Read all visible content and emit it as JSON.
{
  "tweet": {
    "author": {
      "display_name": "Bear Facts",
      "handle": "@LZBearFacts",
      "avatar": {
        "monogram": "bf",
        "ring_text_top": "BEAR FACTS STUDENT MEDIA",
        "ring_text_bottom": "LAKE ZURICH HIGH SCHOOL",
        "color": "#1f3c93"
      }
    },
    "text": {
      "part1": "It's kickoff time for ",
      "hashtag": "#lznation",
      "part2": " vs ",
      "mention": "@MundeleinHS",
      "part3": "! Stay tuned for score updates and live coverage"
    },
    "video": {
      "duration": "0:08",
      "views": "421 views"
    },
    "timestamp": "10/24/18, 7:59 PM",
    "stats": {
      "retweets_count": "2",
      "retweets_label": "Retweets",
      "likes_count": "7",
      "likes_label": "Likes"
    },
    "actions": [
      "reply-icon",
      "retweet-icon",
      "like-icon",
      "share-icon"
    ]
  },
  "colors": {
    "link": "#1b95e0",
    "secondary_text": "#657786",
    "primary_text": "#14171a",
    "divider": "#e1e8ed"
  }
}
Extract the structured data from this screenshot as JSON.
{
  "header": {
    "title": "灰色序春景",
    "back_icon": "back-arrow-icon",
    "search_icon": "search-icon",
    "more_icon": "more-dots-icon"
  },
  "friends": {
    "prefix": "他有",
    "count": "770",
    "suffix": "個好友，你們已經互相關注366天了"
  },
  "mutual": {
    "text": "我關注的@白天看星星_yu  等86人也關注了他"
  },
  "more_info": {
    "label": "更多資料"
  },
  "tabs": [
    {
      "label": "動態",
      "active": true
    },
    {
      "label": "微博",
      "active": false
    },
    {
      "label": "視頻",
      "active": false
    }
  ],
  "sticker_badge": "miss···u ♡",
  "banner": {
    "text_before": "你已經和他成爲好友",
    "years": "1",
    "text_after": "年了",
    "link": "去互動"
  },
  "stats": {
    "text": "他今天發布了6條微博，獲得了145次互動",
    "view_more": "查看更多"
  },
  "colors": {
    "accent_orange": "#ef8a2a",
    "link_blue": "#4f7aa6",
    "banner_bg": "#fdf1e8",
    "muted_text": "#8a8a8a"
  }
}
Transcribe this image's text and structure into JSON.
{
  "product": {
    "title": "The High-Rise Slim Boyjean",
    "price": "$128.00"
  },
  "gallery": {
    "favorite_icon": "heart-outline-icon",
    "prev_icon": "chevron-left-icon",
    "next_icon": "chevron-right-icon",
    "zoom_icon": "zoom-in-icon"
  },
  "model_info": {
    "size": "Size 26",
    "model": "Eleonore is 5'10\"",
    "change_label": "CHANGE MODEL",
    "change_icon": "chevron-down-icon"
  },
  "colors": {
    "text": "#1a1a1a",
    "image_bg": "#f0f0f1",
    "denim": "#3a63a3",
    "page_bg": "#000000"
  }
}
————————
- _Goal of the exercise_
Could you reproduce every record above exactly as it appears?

- _Task answer_
Read all visible content and emit it as JSON.
{
  "tweet": {
    "author": {
      "display_name": "Bear Facts",
      "handle": "@LZBearFacts",
      "avatar": {
        "monogram": "bf",
        "ring_text_top": "BEAR FACTS STUDENT MEDIA",
        "ring_text_bottom": "LAKE ZURICH HIGH SCHOOL",
        "color": "#1f3c93"
      }
    },
    "text": {
      "part1": "It's kickoff time for ",
      "hashtag": "#lznation",
      "part2": " vs ",
      "mention": "@MundeleinHS",
      "part3": "! Stay tuned for score updates and live coverage"
    },
    "video": {
      "duration": "0:08",
      "views": "421 views"
    },
    "timestamp": "10/24/18, 7:59 PM",
    "stats": {
      "retweets_count": "2",
      "retweets_label": "Retweets",
      "likes_count": "7",
      "likes_label": "Likes"
    },
    "actions": [
      "reply-icon",
      "retweet-icon",
      "like-icon",
      "share-icon"
    ]
  },
  "colors": {
    "link": "#1b95e0",
    "secondary_text": "#657786",
    "primary_text": "#14171a",
    "divider": "#e1e8ed"
  }
}
Extract the structured data from this screenshot as JSON.
{
  "header": {
    "title": "灰色序春景",
    "back_icon": "back-arrow-icon",
    "search_icon": "search-icon",
    "more_icon": "more-dots-icon"
  },
  "friends": {
    "prefix": "他有",
    "count": "770",
    "suffix": "個好友，你們已經互相關注366天了"
  },
  "mutual": {
    "text": "我關注的@白天看星星_yu  等86人也關注了他"
  },
  "more_info": {
    "label": "更多資料"
  },
  "tabs": [
    {
      "label": "動態",
      "active": true
    },
    {
      "label": "微博",
      "active": false
    },
    {
      "label": "視頻",
      "active": false
    }
  ],
  "sticker_badge": "miss···u ♡",
  "banner": {
    "text_before": "你已經和他成爲好友",
    "years": "1",
    "text_after": "年了",
    "link": "去互動"
  },
  "stats": {
    "text": "他今天發布了6條微博，獲得了145次互動",
    "view_more": "查看更多"
  },
  "colors": {
    "accent_orange": "#ef8a2a",
    "link_blue": "#4f7aa6",
    "banner_bg": "#fdf1e8",
    "muted_text": "#8a8a8a"
  }
}
Transcribe this image's text and structure into JSON.
{
  "product": {
    "title": "The High-Rise Slim Boyjean",
    "price": "$128.00"
  },
  "gallery": {
    "favorite_icon": "heart-outline-icon",
    "prev_icon": "chevron-left-icon",
    "next_icon": "chevron-right-icon",
    "zoom_icon": "zoom-in-icon"
  },
  "model_info": {
    "size": "Size 26",
    "model": "Eleonore is 5'10\"",
    "change_label": "CHANGE MODEL",
    "change_icon": "chevron-down-icon"
  },
  "colors": {
    "text": "#1a1a1a",
    "image_bg": "#f0f0f1",
    "denim": "#3a63a3",
    "page_bg": "#000000"
  }
}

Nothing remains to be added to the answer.